For some of these you’d want to have an instrument, notation software or a simple mobile app handy to check your answers – but others you can do purely with your ears and brain.

Katie’s real speciality is music technology for education and I was really glad to have the chance to ask her to share some of the tools she likes and which can be used for musicality training.

She mentioned Groove Pizza, a fun rhythm sequencer that you can use to experiment with different rhythm patterns and get a feel for how to put rhythms together yourself. Also the “Got Rhythm?” test for how well you can keep a beat.

She also recommended Theta Music Trainer, check out episode 8 of this podcast for my interview with Theta founder Steve Myers. And another suggestion was Staff Wars which gives you practice naming or even playing notes on traditional staff notation.

We’ll have links to all of those in the shownotes.

Katie’s really at the forefront of how to best use technology to aid music learning and I love how she doesn’t just recommend new tools and make suggestions of what to use. She actually lays out how to use those tools and how they can fit into existing lesson plans and a syllabus in a coherent and useful way.

She has a lot of terrific resources available at, both for individual musicians and particularly for music teachers who want to better understand how to leverage new technology in their teaching. And of course she has the Midnight Music community that we mentioned where she provides full training and support for teachers in this area.

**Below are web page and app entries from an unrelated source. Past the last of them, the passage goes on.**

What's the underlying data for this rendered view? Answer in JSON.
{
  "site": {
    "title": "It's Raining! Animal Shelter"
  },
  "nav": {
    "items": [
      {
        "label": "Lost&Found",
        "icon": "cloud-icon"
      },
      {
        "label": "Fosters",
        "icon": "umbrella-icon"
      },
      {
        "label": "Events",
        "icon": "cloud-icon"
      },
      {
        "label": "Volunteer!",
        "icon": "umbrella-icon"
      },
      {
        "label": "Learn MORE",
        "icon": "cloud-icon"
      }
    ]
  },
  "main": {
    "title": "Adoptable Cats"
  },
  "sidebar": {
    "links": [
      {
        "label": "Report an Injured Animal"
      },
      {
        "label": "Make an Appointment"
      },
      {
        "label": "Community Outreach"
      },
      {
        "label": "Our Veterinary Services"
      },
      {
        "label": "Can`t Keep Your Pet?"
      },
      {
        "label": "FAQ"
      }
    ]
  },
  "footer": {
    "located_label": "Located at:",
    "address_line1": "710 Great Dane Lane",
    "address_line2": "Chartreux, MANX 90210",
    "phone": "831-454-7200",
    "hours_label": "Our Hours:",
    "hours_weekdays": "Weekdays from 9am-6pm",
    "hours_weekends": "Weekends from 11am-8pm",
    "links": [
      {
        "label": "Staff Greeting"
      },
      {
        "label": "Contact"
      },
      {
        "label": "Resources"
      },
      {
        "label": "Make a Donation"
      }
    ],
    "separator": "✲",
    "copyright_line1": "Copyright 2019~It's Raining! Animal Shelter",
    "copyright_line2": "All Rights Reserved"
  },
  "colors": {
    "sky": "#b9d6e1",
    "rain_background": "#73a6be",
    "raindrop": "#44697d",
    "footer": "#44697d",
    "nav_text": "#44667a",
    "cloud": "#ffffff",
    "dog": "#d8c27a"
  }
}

I hope you enjoyed hearing from Katie, both about how she developed her own musicality without relying on technology, and also how she now uses and teaches the technology that can be most fun and effective for accelerating music learning.

Definitely go check out the Midnight Music website and try one or more of the tools mentioned in this conversation. We’ll have links to those in the shownotes at

Thanks for listening to this episode! Stay tuned for our next episode where we’ll be talking about grid notation for rhythm, as featured in Groove Pizza and other fun music-making tools.

Enjoying the show? Please consider rating and reviewing it!